### ACTIVITY
Pull each line containing "class" out of the data and copy it.

═══ RECORDED DATA

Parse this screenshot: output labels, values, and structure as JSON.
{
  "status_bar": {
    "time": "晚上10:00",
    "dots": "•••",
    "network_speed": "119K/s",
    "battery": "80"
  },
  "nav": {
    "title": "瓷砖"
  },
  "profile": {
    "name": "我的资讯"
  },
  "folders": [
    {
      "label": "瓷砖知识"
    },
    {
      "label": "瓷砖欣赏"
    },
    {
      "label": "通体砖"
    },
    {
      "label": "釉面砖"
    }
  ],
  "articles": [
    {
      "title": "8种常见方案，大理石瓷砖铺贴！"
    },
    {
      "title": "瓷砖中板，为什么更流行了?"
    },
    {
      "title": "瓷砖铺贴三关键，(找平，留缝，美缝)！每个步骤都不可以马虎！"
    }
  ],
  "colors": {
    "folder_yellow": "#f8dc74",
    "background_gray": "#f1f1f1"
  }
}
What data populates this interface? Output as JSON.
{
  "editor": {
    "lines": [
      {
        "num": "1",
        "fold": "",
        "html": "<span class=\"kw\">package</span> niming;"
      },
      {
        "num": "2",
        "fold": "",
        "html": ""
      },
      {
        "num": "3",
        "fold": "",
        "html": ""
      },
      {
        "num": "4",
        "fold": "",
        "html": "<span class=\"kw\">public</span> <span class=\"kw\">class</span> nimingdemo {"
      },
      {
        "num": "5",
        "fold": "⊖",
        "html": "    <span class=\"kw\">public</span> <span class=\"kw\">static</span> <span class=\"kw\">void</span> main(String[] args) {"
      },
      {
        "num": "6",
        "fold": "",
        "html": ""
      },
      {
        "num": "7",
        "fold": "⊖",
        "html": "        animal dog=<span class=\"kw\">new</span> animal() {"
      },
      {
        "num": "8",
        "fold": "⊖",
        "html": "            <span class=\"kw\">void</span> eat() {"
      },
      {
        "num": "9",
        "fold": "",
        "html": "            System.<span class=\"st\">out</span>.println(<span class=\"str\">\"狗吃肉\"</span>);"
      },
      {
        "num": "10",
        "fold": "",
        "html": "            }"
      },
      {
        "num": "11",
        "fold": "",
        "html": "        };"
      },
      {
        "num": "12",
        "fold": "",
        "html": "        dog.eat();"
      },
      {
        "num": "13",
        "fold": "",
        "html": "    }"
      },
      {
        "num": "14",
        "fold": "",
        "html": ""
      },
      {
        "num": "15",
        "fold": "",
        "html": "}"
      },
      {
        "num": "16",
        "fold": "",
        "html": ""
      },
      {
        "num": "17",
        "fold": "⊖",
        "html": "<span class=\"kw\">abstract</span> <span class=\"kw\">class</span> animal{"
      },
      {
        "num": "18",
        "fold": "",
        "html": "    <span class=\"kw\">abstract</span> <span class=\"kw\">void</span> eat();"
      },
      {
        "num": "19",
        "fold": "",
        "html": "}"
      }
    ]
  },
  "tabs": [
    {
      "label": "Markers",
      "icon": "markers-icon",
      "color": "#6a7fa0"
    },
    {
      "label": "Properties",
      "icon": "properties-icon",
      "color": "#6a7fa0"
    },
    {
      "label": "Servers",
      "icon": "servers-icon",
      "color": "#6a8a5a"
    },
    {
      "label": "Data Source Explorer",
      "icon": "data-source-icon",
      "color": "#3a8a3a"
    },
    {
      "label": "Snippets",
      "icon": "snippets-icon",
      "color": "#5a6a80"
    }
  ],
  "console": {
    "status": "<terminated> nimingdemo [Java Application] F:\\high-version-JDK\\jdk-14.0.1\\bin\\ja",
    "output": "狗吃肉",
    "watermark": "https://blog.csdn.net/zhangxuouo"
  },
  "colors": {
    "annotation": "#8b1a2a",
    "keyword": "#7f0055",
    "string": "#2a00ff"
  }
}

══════

### OUTPUT FOR THIS TASK
        "html": "<span class=\"kw\">package</span> niming;"
        "html": "<span class=\"kw\">public</span> <span class=\"kw\">class</span> nimingdemo {"
        "html": "    <span class=\"kw\">public</span> <span class=\"kw\">static</span> <span class=\"kw\">void</span> main(String[] args) {"
        "html": "        animal dog=<span class=\"kw\">new</span> animal() {"
        "html": "            <span class=\"kw\">void</span> eat() {"
        "html": "            System.<span class=\"st\">out</span>.println(<span class=\"str\">\"狗吃肉\"</span>);"
        "html": "<span class=\"kw\">abstract</span> <span class=\"kw\">class</span> animal{"
        "html": "    <span class=\"kw\">abstract</span> <span class=\"kw\">void</span> eat();"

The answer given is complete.